◆ **EXERCISE REQUIREMENTS**:
Your answer should be the line containing "Serialize everything readable" and every line after it to the end of the records below, word for word.

Segment Start: RECORDS TO USE

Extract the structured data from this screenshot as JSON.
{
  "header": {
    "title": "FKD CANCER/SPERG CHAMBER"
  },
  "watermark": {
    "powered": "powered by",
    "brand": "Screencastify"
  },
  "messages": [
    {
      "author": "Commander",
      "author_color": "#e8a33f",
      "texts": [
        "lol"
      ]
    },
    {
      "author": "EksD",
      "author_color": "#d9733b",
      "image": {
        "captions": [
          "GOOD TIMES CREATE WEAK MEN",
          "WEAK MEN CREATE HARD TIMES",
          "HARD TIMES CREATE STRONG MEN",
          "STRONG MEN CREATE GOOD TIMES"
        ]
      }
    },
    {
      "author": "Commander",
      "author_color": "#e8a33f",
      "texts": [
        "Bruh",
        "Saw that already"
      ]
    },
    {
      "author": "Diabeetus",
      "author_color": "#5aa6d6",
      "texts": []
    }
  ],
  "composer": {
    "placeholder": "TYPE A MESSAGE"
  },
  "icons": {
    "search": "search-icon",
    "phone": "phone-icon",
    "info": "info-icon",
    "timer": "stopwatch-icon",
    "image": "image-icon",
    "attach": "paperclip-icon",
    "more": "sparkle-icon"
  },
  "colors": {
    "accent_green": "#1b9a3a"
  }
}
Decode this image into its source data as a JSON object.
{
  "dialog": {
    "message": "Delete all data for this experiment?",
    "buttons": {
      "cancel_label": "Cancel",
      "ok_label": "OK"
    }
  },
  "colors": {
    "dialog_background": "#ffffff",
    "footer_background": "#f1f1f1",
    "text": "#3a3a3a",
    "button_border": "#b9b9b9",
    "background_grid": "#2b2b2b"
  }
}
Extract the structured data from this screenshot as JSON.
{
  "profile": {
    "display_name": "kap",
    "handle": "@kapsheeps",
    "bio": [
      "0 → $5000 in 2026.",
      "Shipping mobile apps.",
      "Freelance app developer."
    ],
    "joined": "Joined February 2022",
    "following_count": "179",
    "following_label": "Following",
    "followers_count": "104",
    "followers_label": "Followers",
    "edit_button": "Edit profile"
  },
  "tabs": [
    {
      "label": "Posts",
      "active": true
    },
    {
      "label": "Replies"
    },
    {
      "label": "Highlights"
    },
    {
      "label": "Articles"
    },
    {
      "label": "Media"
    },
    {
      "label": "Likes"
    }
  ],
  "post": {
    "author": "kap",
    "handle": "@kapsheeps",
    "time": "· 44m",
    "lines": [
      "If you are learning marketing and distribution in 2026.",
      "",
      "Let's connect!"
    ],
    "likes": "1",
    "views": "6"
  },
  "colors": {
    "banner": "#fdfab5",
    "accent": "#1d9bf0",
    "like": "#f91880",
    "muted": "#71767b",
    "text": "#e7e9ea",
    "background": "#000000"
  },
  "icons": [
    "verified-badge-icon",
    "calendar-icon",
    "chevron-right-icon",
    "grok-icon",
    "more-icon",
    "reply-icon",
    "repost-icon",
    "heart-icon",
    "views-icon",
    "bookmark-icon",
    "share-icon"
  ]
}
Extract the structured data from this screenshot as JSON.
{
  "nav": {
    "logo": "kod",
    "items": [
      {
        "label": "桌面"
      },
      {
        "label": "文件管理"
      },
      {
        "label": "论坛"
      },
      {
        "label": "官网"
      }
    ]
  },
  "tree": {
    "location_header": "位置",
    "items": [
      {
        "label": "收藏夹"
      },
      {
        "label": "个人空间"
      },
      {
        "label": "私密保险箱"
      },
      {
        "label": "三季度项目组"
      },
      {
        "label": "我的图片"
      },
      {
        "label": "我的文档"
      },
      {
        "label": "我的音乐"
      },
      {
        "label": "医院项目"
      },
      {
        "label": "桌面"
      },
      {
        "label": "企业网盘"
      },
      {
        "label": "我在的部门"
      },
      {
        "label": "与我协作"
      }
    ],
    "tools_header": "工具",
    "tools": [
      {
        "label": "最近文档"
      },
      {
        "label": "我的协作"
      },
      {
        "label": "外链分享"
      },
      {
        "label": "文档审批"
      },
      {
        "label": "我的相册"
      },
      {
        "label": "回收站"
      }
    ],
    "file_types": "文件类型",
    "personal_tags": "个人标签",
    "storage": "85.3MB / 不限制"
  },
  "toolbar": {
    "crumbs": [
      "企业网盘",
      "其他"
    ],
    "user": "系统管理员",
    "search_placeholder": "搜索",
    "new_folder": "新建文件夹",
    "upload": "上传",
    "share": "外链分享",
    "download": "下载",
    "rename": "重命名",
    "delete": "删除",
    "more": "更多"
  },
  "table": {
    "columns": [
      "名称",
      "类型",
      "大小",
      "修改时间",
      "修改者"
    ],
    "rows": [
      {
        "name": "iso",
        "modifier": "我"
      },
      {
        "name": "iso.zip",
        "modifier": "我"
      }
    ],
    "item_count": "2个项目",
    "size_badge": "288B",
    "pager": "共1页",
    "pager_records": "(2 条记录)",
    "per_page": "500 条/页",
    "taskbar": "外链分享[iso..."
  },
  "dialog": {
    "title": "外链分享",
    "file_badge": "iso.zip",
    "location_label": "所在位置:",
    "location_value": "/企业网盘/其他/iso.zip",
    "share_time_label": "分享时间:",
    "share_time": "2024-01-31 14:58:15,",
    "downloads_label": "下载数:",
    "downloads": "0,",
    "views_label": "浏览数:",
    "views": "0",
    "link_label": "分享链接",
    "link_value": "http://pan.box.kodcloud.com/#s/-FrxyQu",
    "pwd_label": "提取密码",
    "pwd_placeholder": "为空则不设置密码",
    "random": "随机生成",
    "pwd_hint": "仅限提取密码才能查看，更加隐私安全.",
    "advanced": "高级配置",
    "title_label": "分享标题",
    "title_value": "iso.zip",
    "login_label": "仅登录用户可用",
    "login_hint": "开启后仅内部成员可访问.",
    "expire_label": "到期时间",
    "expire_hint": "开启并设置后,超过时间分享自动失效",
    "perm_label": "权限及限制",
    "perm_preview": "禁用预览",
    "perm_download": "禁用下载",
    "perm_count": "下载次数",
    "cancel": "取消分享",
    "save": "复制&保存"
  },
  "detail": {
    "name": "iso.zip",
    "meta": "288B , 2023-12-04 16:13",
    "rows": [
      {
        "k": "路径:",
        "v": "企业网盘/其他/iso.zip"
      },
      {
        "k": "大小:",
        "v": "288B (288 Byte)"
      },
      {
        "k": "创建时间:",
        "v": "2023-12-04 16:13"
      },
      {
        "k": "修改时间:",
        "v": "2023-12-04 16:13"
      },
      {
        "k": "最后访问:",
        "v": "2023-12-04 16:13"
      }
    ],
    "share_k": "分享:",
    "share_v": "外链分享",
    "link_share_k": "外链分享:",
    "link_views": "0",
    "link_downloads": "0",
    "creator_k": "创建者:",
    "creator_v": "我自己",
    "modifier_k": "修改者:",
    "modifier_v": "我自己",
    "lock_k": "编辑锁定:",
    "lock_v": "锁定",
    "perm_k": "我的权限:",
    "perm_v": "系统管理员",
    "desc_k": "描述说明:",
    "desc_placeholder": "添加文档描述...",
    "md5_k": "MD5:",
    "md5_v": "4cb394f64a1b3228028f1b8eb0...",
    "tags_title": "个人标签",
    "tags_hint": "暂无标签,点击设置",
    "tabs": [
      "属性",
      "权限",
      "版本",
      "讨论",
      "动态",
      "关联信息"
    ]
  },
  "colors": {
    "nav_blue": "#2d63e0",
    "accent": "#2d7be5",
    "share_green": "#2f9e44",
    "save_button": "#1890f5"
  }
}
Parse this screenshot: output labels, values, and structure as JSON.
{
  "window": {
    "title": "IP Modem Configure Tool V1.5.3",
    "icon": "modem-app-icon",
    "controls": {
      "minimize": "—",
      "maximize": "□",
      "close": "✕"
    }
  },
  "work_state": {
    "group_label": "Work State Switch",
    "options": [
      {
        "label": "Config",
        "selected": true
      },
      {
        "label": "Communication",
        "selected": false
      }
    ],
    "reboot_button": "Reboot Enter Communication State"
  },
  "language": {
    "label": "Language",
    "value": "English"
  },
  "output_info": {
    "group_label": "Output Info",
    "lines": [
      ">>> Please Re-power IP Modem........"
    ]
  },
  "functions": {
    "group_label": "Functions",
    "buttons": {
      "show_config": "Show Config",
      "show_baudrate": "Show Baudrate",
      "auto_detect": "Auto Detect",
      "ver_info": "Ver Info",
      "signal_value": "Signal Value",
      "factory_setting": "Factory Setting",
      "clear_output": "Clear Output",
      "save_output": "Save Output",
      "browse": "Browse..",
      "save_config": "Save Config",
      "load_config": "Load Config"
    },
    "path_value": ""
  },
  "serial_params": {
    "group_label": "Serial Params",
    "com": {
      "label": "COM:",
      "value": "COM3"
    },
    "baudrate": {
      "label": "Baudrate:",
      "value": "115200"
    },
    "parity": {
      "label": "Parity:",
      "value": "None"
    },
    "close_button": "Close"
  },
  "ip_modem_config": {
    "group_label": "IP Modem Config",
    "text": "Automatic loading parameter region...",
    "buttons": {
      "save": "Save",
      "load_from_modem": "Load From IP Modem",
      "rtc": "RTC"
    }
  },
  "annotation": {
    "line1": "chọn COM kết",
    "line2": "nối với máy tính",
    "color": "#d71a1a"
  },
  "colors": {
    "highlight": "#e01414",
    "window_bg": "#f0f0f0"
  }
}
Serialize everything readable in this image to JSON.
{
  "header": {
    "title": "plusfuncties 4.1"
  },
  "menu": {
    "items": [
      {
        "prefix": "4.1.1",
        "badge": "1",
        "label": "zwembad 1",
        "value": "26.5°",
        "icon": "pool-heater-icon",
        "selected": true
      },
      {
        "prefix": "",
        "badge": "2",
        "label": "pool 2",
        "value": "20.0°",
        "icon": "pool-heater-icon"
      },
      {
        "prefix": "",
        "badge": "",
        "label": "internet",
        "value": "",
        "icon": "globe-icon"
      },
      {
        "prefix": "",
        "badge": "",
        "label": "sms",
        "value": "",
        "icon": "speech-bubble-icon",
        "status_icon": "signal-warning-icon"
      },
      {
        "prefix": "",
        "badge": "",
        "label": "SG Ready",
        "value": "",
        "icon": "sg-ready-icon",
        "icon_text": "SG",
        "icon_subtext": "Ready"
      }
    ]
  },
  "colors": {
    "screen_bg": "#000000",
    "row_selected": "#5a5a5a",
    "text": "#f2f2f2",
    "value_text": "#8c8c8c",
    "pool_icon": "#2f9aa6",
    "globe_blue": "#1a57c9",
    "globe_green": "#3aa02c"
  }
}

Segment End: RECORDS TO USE

◆ **OUTPUT**:
Serialize everything readable in this image to JSON.
{
  "header": {
    "title": "plusfuncties 4.1"
  },
  "menu": {
    "items": [
      {
        "prefix": "4.1.1",
        "badge": "1",
        "label": "zwembad 1",
        "value": "26.5°",
        "icon": "pool-heater-icon",
        "selected": true
      },
      {
        "prefix": "",
        "badge": "2",
        "label": "pool 2",
        "value": "20.0°",
        "icon": "pool-heater-icon"
      },
      {
        "prefix": "",
        "badge": "",
        "label": "internet",
        "value": "",
        "icon": "globe-icon"
      },
      {
        "prefix": "",
        "badge": "",
        "label": "sms",
        "value": "",
        "icon": "speech-bubble-icon",
        "status_icon": "signal-warning-icon"
      },
      {
        "prefix": "",
        "badge": "",
        "label": "SG Ready",
        "value": "",
        "icon": "sg-ready-icon",
        "icon_text": "SG",
        "icon_subtext": "Ready"
      }
    ]
  },
  "colors": {
    "screen_bg": "#000000",
    "row_selected": "#5a5a5a",
    "text": "#f2f2f2",
    "value_text": "#8c8c8c",
    "pool_icon": "#2f9aa6",
    "globe_blue": "#1a57c9",
    "globe_green": "#3aa02c"
  }
}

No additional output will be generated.